#### WHAT TO DO:
Copy the listing exactly; drop the pictures.

*** Block opens ***

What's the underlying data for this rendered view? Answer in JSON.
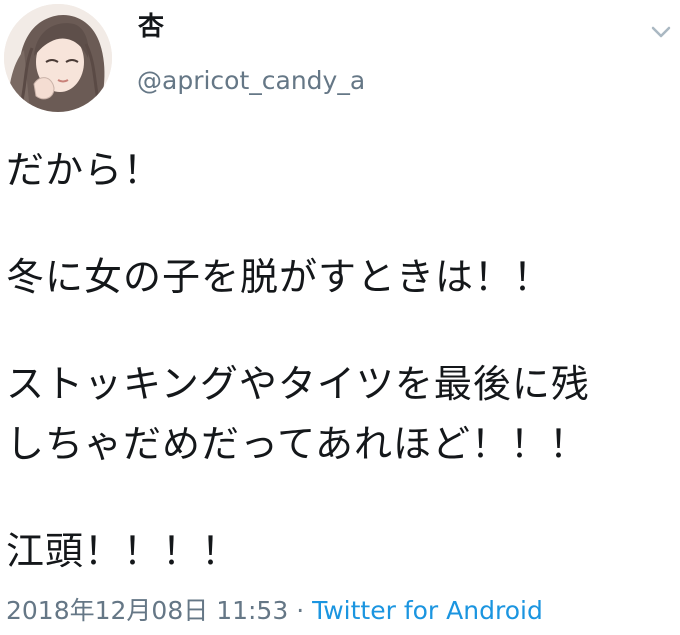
{
  "user": {
    "display_name": "杏",
    "handle": "@apricot_candy_a"
  },
  "tweet": {
    "lines": [
      "だから！",
      "",
      "冬に女の子を脱がすときは！！",
      "",
      "ストッキングやタイツを最後に残",
      "しちゃだめだってあれほど！！！",
      "",
      "江頭！！！！"
    ]
  },
  "footer": {
    "timestamp": "2018年12月08日 11:53",
    "separator": " · ",
    "source": "Twitter for Android"
  },
  "colors": {
    "text": "#14171a",
    "secondary": "#657786",
    "link": "#1b95e0"
  },
  "icons": {
    "menu": "chevron-down-icon"
  }
}
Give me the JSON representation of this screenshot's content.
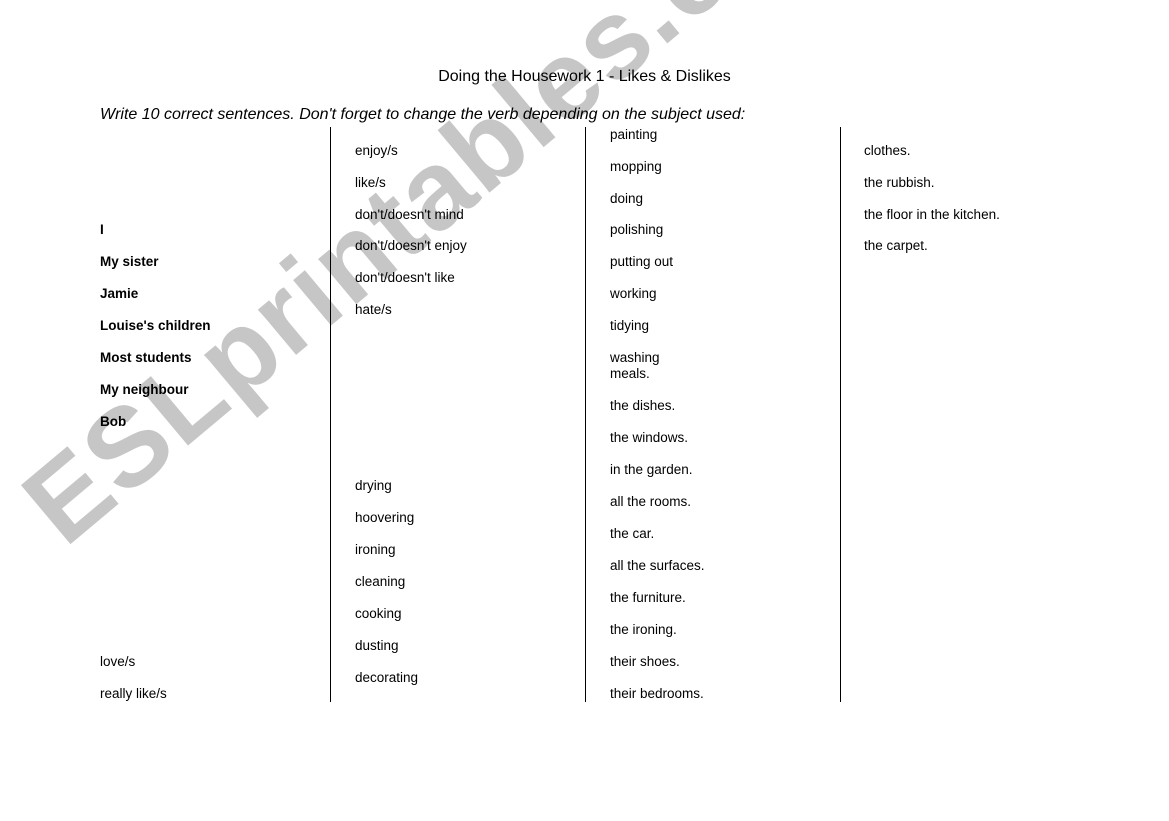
{
  "title": "Doing the Housework 1 - Likes & Dislikes",
  "instructions": "Write 10 correct sentences.  Don't forget to change the verb depending on the subject used:",
  "subjects": [
    "I",
    "My sister",
    "Jamie",
    "Louise's children",
    "Most students",
    "My neighbour",
    "Bob"
  ],
  "verbs_extra": [
    "love/s",
    "really like/s"
  ],
  "verbs": [
    "enjoy/s",
    "like/s",
    "don't/doesn't mind",
    "don't/doesn't enjoy",
    "don't/doesn't like",
    "hate/s"
  ],
  "gerunds_col2": [
    "drying",
    "hoovering",
    "ironing",
    "cleaning",
    "cooking",
    "dusting",
    "decorating"
  ],
  "gerunds_col3": [
    "painting",
    "mopping",
    "doing",
    "polishing",
    "putting out",
    "working",
    "tidying",
    "washing"
  ],
  "objects_col3": [
    "meals.",
    "the dishes.",
    "the windows.",
    "in the garden.",
    "all the rooms.",
    "the car.",
    "all the surfaces.",
    "the furniture.",
    "the ironing.",
    "their shoes.",
    "their bedrooms."
  ],
  "objects_col4": [
    "clothes.",
    "the rubbish.",
    "the floor in the kitchen.",
    "the carpet."
  ],
  "watermark": "ESLprintables.com"
}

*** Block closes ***

#### FINAL ANSWER:
What's the underlying data for this rendered view? Answer in JSON.
{
  "user": {
    "display_name": "杏",
    "handle": "@apricot_candy_a"
  },
  "tweet": {
    "lines": [
      "だから！",
      "",
      "冬に女の子を脱がすときは！！",
      "",
      "ストッキングやタイツを最後に残",
      "しちゃだめだってあれほど！！！",
      "",
      "江頭！！！！"
    ]
  },
  "footer": {
    "timestamp": "2018年12月08日 11:53",
    "separator": " · ",
    "source": "Twitter for Android"
  },
  "colors": {
    "text": "#14171a",
    "secondary": "#657786",
    "link": "#1b95e0"
  },
  "icons": {
    "menu": "chevron-down-icon"
  }
}
Give me the JSON representation of this screenshot's content.
{
  "title": "Doing the Housework 1 - Likes & Dislikes",
  "instructions": "Write 10 correct sentences.  Don't forget to change the verb depending on the subject used:",
  "subjects": [
    "I",
    "My sister",
    "Jamie",
    "Louise's children",
    "Most students",
    "My neighbour",
    "Bob"
  ],
  "verbs_extra": [
    "love/s",
    "really like/s"
  ],
  "verbs": [
    "enjoy/s",
    "like/s",
    "don't/doesn't mind",
    "don't/doesn't enjoy",
    "don't/doesn't like",
    "hate/s"
  ],
  "gerunds_col2": [
    "drying",
    "hoovering",
    "ironing",
    "cleaning",
    "cooking",
    "dusting",
    "decorating"
  ],
  "gerunds_col3": [
    "painting",
    "mopping",
    "doing",
    "polishing",
    "putting out",
    "working",
    "tidying",
    "washing"
  ],
  "objects_col3": [
    "meals.",
    "the dishes.",
    "the windows.",
    "in the garden.",
    "all the rooms.",
    "the car.",
    "all the surfaces.",
    "the furniture.",
    "the ironing.",
    "their shoes.",
    "their bedrooms."
  ],
  "objects_col4": [
    "clothes.",
    "the rubbish.",
    "the floor in the kitchen.",
    "the carpet."
  ],
  "watermark": "ESLprintables.com"
}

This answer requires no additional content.